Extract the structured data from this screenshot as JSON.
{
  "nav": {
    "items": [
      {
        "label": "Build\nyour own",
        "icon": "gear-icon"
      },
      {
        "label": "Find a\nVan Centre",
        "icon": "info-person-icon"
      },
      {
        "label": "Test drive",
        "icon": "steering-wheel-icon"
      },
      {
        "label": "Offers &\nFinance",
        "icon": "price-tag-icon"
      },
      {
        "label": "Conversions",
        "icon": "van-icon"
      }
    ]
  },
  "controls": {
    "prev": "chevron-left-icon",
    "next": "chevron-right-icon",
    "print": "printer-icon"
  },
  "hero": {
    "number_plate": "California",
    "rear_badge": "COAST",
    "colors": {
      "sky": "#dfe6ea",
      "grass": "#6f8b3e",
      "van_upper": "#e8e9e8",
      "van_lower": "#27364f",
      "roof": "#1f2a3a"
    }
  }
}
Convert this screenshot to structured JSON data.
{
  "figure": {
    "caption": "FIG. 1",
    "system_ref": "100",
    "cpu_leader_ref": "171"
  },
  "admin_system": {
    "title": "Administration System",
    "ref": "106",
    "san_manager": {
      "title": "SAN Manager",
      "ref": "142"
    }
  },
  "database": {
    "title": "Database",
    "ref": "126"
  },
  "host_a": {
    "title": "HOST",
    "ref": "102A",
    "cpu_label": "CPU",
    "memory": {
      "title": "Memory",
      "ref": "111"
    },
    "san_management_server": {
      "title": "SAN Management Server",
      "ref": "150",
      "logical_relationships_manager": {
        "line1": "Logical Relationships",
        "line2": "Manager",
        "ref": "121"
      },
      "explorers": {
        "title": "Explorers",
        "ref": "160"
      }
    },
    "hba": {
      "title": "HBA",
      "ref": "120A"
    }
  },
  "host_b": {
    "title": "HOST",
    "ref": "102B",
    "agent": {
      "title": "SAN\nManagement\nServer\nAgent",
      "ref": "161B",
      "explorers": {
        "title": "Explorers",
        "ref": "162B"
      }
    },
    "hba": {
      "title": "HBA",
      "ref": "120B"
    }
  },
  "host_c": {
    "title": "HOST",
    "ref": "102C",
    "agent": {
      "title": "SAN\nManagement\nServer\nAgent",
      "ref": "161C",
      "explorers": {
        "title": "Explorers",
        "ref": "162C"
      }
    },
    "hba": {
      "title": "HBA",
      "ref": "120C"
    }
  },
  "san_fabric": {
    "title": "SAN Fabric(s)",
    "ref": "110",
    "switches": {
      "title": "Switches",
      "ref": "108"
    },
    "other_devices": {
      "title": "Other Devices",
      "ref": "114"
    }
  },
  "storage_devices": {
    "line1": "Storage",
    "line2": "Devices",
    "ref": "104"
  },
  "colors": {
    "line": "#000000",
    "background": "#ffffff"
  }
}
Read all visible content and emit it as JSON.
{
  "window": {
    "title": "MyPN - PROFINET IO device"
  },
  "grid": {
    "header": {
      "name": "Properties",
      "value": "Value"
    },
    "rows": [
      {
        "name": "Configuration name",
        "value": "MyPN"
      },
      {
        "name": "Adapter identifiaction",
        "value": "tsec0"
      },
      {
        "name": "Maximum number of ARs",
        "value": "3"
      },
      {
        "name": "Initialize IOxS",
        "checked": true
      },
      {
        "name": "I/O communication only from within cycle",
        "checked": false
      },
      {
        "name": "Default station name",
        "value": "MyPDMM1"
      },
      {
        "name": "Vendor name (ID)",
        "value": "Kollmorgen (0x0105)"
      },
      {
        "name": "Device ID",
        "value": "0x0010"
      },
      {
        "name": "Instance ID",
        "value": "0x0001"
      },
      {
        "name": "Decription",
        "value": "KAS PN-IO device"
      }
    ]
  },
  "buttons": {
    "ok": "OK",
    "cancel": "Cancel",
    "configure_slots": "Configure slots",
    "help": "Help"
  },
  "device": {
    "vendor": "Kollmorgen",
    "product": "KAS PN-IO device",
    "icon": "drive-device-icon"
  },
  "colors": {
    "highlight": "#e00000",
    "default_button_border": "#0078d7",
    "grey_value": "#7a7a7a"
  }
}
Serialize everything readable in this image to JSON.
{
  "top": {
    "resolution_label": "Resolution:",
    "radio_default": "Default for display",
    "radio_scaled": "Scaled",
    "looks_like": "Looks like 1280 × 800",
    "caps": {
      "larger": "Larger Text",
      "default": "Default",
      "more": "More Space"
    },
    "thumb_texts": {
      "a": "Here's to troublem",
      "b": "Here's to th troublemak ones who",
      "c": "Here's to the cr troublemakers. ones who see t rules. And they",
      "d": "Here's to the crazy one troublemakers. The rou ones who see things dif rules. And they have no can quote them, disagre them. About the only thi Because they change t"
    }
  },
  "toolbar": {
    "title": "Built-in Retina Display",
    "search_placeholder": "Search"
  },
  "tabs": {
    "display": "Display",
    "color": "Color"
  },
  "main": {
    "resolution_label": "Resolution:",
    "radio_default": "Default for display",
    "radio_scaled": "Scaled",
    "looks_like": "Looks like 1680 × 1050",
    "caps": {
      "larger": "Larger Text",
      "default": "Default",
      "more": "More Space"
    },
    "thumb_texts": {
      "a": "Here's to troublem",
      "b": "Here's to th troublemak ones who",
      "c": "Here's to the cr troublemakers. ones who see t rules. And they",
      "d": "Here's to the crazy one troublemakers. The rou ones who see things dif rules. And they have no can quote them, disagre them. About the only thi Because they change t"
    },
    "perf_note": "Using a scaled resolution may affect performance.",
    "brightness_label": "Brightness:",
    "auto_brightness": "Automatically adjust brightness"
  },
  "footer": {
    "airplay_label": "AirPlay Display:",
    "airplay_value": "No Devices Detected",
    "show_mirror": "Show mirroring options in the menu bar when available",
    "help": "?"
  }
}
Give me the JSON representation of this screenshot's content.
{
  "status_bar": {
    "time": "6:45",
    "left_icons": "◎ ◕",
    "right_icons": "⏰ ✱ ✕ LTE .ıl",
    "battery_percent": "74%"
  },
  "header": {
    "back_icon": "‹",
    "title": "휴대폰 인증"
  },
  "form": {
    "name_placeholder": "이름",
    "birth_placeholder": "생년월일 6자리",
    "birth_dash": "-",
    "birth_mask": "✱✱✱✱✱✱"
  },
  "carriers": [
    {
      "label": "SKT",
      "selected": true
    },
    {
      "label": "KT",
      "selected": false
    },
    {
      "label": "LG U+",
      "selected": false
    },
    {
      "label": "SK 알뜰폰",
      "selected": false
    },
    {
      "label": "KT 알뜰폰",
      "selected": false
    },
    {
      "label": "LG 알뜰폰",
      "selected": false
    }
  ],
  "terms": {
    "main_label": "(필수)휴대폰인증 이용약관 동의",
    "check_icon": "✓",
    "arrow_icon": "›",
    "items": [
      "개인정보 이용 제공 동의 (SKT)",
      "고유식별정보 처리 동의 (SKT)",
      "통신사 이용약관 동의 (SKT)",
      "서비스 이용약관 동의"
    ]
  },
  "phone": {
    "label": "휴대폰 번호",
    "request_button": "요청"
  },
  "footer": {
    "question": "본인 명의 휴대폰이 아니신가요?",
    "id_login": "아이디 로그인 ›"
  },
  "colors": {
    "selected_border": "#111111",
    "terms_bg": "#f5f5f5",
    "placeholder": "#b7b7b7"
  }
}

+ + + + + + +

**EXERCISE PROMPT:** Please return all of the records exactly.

**SOLUTION TO THIS PROBLEM:**
Extract the structured data from this screenshot as JSON.
{
  "nav": {
    "items": [
      {
        "label": "Build\nyour own",
        "icon": "gear-icon"
      },
      {
        "label": "Find a\nVan Centre",
        "icon": "info-person-icon"
      },
      {
        "label": "Test drive",
        "icon": "steering-wheel-icon"
      },
      {
        "label": "Offers &\nFinance",
        "icon": "price-tag-icon"
      },
      {
        "label": "Conversions",
        "icon": "van-icon"
      }
    ]
  },
  "controls": {
    "prev": "chevron-left-icon",
    "next": "chevron-right-icon",
    "print": "printer-icon"
  },
  "hero": {
    "number_plate": "California",
    "rear_badge": "COAST",
    "colors": {
      "sky": "#dfe6ea",
      "grass": "#6f8b3e",
      "van_upper": "#e8e9e8",
      "van_lower": "#27364f",
      "roof": "#1f2a3a"
    }
  }
}
Convert this screenshot to structured JSON data.
{
  "figure": {
    "caption": "FIG. 1",
    "system_ref": "100",
    "cpu_leader_ref": "171"
  },
  "admin_system": {
    "title": "Administration System",
    "ref": "106",
    "san_manager": {
      "title": "SAN Manager",
      "ref": "142"
    }
  },
  "database": {
    "title": "Database",
    "ref": "126"
  },
  "host_a": {
    "title": "HOST",
    "ref": "102A",
    "cpu_label": "CPU",
    "memory": {
      "title": "Memory",
      "ref": "111"
    },
    "san_management_server": {
      "title": "SAN Management Server",
      "ref": "150",
      "logical_relationships_manager": {
        "line1": "Logical Relationships",
        "line2": "Manager",
        "ref": "121"
      },
      "explorers": {
        "title": "Explorers",
        "ref": "160"
      }
    },
    "hba": {
      "title": "HBA",
      "ref": "120A"
    }
  },
  "host_b": {
    "title": "HOST",
    "ref": "102B",
    "agent": {
      "title": "SAN\nManagement\nServer\nAgent",
      "ref": "161B",
      "explorers": {
        "title": "Explorers",
        "ref": "162B"
      }
    },
    "hba": {
      "title": "HBA",
      "ref": "120B"
    }
  },
  "host_c": {
    "title": "HOST",
    "ref": "102C",
    "agent": {
      "title": "SAN\nManagement\nServer\nAgent",
      "ref": "161C",
      "explorers": {
        "title": "Explorers",
        "ref": "162C"
      }
    },
    "hba": {
      "title": "HBA",
      "ref": "120C"
    }
  },
  "san_fabric": {
    "title": "SAN Fabric(s)",
    "ref": "110",
    "switches": {
      "title": "Switches",
      "ref": "108"
    },
    "other_devices": {
      "title": "Other Devices",
      "ref": "114"
    }
  },
  "storage_devices": {
    "line1": "Storage",
    "line2": "Devices",
    "ref": "104"
  },
  "colors": {
    "line": "#000000",
    "background": "#ffffff"
  }
}
Read all visible content and emit it as JSON.
{
  "window": {
    "title": "MyPN - PROFINET IO device"
  },
  "grid": {
    "header": {
      "name": "Properties",
      "value": "Value"
    },
    "rows": [
      {
        "name": "Configuration name",
        "value": "MyPN"
      },
      {
        "name": "Adapter identifiaction",
        "value": "tsec0"
      },
      {
        "name": "Maximum number of ARs",
        "value": "3"
      },
      {
        "name": "Initialize IOxS",
        "checked": true
      },
      {
        "name": "I/O communication only from within cycle",
        "checked": false
      },
      {
        "name": "Default station name",
        "value": "MyPDMM1"
      },
      {
        "name": "Vendor name (ID)",
        "value": "Kollmorgen (0x0105)"
      },
      {
        "name": "Device ID",
        "value": "0x0010"
      },
      {
        "name": "Instance ID",
        "value": "0x0001"
      },
      {
        "name": "Decription",
        "value": "KAS PN-IO device"
      }
    ]
  },
  "buttons": {
    "ok": "OK",
    "cancel": "Cancel",
    "configure_slots": "Configure slots",
    "help": "Help"
  },
  "device": {
    "vendor": "Kollmorgen",
    "product": "KAS PN-IO device",
    "icon": "drive-device-icon"
  },
  "colors": {
    "highlight": "#e00000",
    "default_button_border": "#0078d7",
    "grey_value": "#7a7a7a"
  }
}
Serialize everything readable in this image to JSON.
{
  "top": {
    "resolution_label": "Resolution:",
    "radio_default": "Default for display",
    "radio_scaled": "Scaled",
    "looks_like": "Looks like 1280 × 800",
    "caps": {
      "larger": "Larger Text",
      "default": "Default",
      "more": "More Space"
    },
    "thumb_texts": {
      "a": "Here's to troublem",
      "b": "Here's to th troublemak ones who",
      "c": "Here's to the cr troublemakers. ones who see t rules. And they",
      "d": "Here's to the crazy one troublemakers. The rou ones who see things dif rules. And they have no can quote them, disagre them. About the only thi Because they change t"
    }
  },
  "toolbar": {
    "title": "Built-in Retina Display",
    "search_placeholder": "Search"
  },
  "tabs": {
    "display": "Display",
    "color": "Color"
  },
  "main": {
    "resolution_label": "Resolution:",
    "radio_default": "Default for display",
    "radio_scaled": "Scaled",
    "looks_like": "Looks like 1680 × 1050",
    "caps": {
      "larger": "Larger Text",
      "default": "Default",
      "more": "More Space"
    },
    "thumb_texts": {
      "a": "Here's to troublem",
      "b": "Here's to th troublemak ones who",
      "c": "Here's to the cr troublemakers. ones who see t rules. And they",
      "d": "Here's to the crazy one troublemakers. The rou ones who see things dif rules. And they have no can quote them, disagre them. About the only thi Because they change t"
    },
    "perf_note": "Using a scaled resolution may affect performance.",
    "brightness_label": "Brightness:",
    "auto_brightness": "Automatically adjust brightness"
  },
  "footer": {
    "airplay_label": "AirPlay Display:",
    "airplay_value": "No Devices Detected",
    "show_mirror": "Show mirroring options in the menu bar when available",
    "help": "?"
  }
}
Give me the JSON representation of this screenshot's content.
{
  "status_bar": {
    "time": "6:45",
    "left_icons": "◎ ◕",
    "right_icons": "⏰ ✱ ✕ LTE .ıl",
    "battery_percent": "74%"
  },
  "header": {
    "back_icon": "‹",
    "title": "휴대폰 인증"
  },
  "form": {
    "name_placeholder": "이름",
    "birth_placeholder": "생년월일 6자리",
    "birth_dash": "-",
    "birth_mask": "✱✱✱✱✱✱"
  },
  "carriers": [
    {
      "label": "SKT",
      "selected": true
    },
    {
      "label": "KT",
      "selected": false
    },
    {
      "label": "LG U+",
      "selected": false
    },
    {
      "label": "SK 알뜰폰",
      "selected": false
    },
    {
      "label": "KT 알뜰폰",
      "selected": false
    },
    {
      "label": "LG 알뜰폰",
      "selected": false
    }
  ],
  "terms": {
    "main_label": "(필수)휴대폰인증 이용약관 동의",
    "check_icon": "✓",
    "arrow_icon": "›",
    "items": [
      "개인정보 이용 제공 동의 (SKT)",
      "고유식별정보 처리 동의 (SKT)",
      "통신사 이용약관 동의 (SKT)",
      "서비스 이용약관 동의"
    ]
  },
  "phone": {
    "label": "휴대폰 번호",
    "request_button": "요청"
  },
  "footer": {
    "question": "본인 명의 휴대폰이 아니신가요?",
    "id_login": "아이디 로그인 ›"
  },
  "colors": {
    "selected_border": "#111111",
    "terms_bg": "#f5f5f5",
    "placeholder": "#b7b7b7"
  }
}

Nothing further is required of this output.